→ Work to complete
Among the lines of the records below, copy those that hold the word "true".

Data about app and page elements
◇ ◇ ◇ ◇ ◇

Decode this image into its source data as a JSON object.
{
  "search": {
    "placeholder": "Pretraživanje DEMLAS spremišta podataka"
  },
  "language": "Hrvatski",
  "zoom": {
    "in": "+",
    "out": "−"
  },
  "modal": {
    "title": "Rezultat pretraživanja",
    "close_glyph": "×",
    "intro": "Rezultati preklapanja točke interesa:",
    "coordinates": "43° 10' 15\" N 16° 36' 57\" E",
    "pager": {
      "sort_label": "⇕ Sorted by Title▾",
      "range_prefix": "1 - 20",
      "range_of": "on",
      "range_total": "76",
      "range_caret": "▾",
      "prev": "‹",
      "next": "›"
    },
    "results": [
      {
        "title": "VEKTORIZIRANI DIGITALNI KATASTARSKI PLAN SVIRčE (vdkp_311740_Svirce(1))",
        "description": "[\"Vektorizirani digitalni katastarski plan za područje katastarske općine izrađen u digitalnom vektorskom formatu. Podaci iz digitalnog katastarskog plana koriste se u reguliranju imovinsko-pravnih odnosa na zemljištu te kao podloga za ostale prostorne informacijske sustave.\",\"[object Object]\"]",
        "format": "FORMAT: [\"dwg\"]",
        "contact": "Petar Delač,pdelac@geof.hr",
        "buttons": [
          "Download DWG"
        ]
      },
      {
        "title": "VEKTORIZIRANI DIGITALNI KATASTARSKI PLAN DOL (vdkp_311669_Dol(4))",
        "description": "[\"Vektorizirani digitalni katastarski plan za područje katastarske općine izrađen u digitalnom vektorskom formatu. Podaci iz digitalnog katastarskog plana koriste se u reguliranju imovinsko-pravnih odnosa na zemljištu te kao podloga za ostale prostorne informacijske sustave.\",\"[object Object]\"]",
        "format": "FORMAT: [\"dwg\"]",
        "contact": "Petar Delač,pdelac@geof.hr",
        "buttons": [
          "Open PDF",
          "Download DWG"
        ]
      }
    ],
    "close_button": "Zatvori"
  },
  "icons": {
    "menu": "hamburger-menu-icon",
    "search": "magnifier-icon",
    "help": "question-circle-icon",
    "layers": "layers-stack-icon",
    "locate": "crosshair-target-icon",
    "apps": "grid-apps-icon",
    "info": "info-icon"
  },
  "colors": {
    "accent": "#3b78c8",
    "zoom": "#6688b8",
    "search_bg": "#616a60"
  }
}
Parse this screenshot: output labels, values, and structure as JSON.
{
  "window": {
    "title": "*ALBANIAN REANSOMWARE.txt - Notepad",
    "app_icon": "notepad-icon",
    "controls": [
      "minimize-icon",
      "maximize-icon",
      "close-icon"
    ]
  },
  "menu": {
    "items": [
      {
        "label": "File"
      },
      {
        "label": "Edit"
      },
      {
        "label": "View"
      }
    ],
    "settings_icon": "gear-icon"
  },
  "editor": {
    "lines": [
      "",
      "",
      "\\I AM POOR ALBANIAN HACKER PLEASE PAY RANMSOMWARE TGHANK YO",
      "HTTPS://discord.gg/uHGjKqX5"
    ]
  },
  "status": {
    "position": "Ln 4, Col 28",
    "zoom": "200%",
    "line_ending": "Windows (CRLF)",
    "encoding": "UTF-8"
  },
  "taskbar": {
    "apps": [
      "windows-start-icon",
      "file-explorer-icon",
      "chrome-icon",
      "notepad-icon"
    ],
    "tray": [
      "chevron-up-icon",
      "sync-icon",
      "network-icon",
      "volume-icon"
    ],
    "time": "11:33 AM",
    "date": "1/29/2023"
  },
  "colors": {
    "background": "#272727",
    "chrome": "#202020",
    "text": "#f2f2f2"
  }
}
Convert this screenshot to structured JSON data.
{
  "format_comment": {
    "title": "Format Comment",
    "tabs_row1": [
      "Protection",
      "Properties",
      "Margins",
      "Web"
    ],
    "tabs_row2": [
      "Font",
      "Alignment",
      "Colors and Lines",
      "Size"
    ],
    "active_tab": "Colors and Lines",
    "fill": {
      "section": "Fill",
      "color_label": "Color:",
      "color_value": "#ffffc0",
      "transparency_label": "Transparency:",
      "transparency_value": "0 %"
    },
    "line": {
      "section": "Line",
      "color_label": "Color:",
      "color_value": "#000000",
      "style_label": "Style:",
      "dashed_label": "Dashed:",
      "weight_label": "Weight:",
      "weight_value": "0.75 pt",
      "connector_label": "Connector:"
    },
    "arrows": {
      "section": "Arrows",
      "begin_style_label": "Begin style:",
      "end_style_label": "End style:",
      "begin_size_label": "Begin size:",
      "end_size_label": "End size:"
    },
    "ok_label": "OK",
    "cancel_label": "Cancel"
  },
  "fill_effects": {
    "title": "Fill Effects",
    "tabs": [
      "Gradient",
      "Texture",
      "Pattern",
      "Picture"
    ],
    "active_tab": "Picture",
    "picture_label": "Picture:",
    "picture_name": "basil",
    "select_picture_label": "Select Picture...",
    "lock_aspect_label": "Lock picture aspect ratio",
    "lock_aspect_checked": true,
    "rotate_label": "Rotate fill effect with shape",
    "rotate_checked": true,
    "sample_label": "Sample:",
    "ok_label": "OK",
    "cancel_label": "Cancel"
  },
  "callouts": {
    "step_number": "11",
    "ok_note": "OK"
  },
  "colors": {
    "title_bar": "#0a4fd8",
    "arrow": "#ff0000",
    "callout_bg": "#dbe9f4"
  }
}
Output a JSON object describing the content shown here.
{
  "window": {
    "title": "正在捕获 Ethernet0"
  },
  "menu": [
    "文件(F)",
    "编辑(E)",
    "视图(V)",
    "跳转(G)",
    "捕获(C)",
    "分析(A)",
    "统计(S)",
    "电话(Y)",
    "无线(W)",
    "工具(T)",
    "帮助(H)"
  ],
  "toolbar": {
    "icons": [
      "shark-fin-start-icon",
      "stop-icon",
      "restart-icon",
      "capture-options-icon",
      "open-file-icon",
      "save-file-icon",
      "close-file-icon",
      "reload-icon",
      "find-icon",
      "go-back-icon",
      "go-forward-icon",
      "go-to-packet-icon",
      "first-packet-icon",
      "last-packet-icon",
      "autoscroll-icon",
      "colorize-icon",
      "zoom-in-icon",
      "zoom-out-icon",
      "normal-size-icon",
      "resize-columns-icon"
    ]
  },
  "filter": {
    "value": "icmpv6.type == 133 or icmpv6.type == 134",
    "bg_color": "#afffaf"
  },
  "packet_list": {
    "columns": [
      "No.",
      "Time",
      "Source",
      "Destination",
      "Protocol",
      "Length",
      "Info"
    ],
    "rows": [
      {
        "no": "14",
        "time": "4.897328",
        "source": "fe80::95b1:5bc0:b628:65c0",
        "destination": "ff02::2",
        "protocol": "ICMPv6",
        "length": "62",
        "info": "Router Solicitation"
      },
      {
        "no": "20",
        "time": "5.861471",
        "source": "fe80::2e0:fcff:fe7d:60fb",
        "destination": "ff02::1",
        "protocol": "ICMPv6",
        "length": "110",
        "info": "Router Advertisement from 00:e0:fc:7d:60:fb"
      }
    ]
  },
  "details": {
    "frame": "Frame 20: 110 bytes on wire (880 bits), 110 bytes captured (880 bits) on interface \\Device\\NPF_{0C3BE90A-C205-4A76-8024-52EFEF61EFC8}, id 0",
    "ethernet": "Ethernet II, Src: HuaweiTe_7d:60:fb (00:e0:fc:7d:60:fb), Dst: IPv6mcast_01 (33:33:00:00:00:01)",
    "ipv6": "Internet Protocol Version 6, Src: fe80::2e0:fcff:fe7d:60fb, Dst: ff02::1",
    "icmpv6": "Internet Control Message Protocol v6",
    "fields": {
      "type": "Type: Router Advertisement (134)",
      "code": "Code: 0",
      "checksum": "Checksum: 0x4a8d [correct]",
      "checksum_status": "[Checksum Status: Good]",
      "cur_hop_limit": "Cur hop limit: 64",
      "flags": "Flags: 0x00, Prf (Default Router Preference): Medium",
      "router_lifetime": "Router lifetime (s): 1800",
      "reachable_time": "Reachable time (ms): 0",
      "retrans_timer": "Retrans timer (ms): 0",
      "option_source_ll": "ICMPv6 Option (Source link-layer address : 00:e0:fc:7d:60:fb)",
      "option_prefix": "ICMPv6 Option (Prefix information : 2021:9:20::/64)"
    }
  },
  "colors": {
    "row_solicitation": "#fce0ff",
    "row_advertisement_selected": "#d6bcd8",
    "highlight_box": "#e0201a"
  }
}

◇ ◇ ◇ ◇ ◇

→ Result of this exercise
    "lock_aspect_checked": true,
    "rotate_checked": true,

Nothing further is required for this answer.